Also impressive is the video quality of this Blu-Ray release really is spectacular. Encoded using the AVC MPEG-4 codec at the films original 2.40:1 aspect ratio this film, even with the 142 minute runtime is given plenty of room to breathe with a bitrate, according to our PS3, that often approaches 40Mbps.
Despite being shot on a budget of under $100 million the set design, real-world locations, costumes and production values ensure this is a spectacle. From the grey, depressing visuals in District 12, to the bold, colours used in the Capital, and lush greens of the forests this looks fantastic and fortunately the film retains a huge amount of fine detail. Even with the amount of shakiness with the camera this transfer holds up extremely well. Contrast levels and detail even in the darkest of scenes are superb.
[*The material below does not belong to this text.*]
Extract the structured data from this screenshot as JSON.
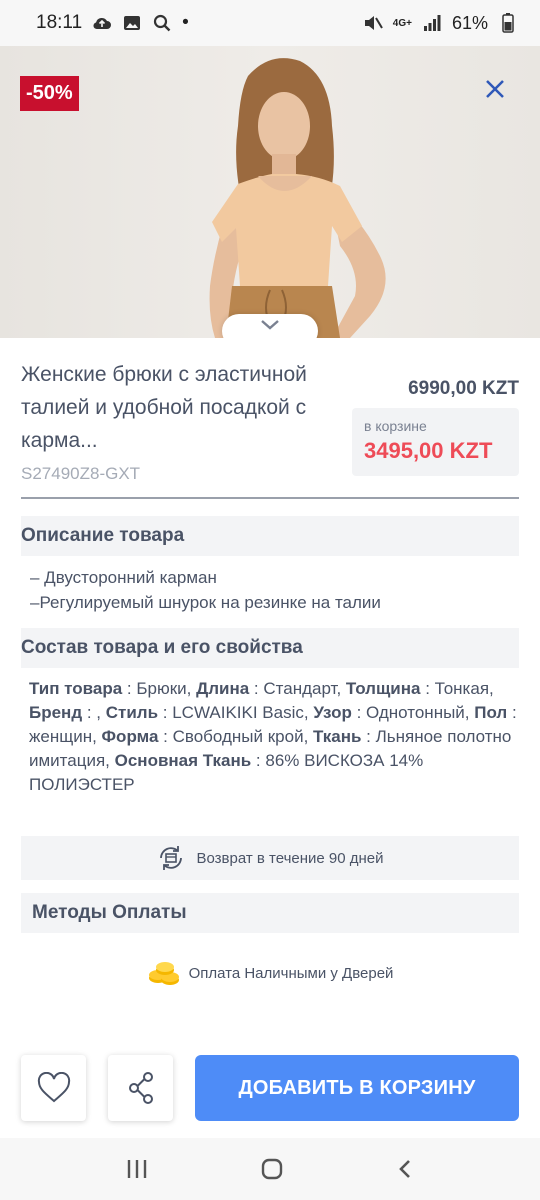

Kudos must also go to James Newton Howard, as well as the band Arcade Fire who composed the Panem national anthem, for a rather memorable and impressive score for the film which really sets the tone perfectly for each of the films key scenes.
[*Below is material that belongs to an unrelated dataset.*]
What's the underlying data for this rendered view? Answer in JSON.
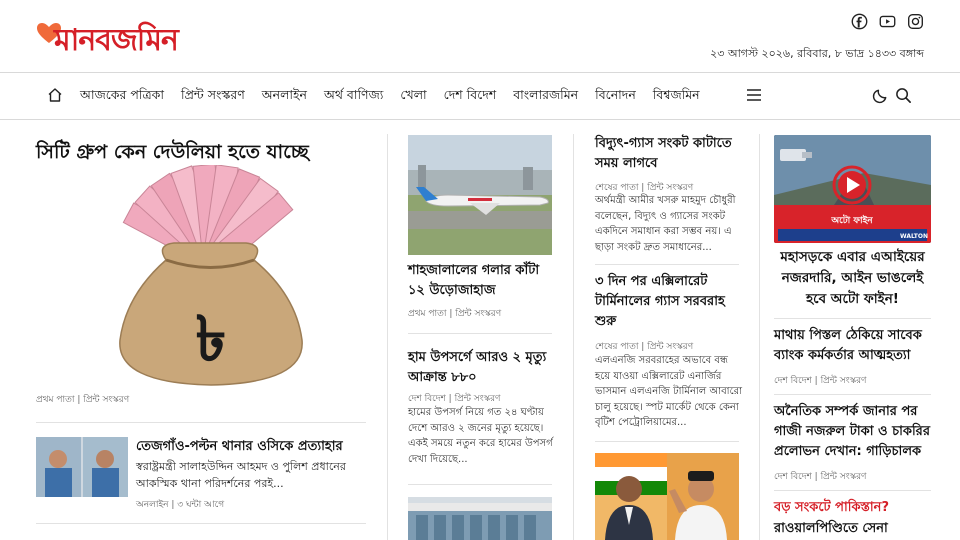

There is only one other audio track on this release besides the primary lossless track - that being a Descriptive Narration for the Vision Impaired which is encoded at a rather low Dolby Digital 2 channel track at 256kbps. Why not give these tracks the surround sound treatment as well?
Besides the feature film Disc One does contain trailers for the Miley Cyrus and Demi Moore film LOL (2:16/HD), the rom-com Life Happens (2:17/HD), and What to Expect When You're Expecting (1:46/HD). These trailers play before you get to the main menu.
We now move onto Disc Two which contains the bulk of the extras relating to the creation of the film.
Suzanne Collins & The Hunger Games Phenomenon (14:04/HD): Strangely the extensive list of extras - and this is the first of the two discs of extras - starts with this pretty dull look at the book but doesn't include any interviews with the actual author. A lot of people discuss how great the book is, and how it appeals to everyone.
Letters from the Rose Garden (9:26/HD): This featurette focuses on how Donald Sutherland wrote a 3-page letter to Gary Ross detailing his thoughts about the President Coriolanus Snow and his motivations after reading all three books. Donald reads out the letter he wrote which is pretty impressive. Ultimately the role of President Snow went to Donald Sutherland.
A Conversation with Gary Ross and Elvis Mitchell (14:09/HD): Here we have a candid interview in which Gary Ross details much about the adaptation from the book and production process. Certainly interesting it's worth checking out.
Propaganda Film (1:34/HD): This is the full propaganda film that is seen, in part, in the film.
Marketing Archive (4:38/HD): This section contains Theatrical Trailers (Teaser, Theatrical, Extended Theatrical), Still Photography Set (30 images) and Theatrical Poster Gallery.
Preparing for the Games: A Director's Process (3:00/HD): This is a quick look at Gary Ross' preparations for filming.
We now move onto the second disc full of extras (Disc Three), with a focus more on the various Tributes (characters) that appear in the movie. Given that many of these characters are only given a few minutes of screen time, but a lot more in the book, we're sure that fans will be keen to hear about the actors playing each role in the film.
Stories of The Hunger Games (28:28/HD): Broken Up into two parts ("Casting The Tributes" (10:41) and "Stories from the Tributes" (17:47)) this featurette looks at casting the actors who play the roles of each of the Tributes with each of them offering insight into their experiences on the set including the stunt work and the pranks.
Biographies (2:56/HD): Here we have Biographies including Gender, Height, Weapon and District Info for the Tributes Cato, Clove, FoxFace, Glimmer, Katniss, Marvel, Peeta, Rue, and Thresh. Not much here really.
Photo Album (3:10/HD): This is a series of photos from the film shoot of various cast and crew.
Review By: Dave Warner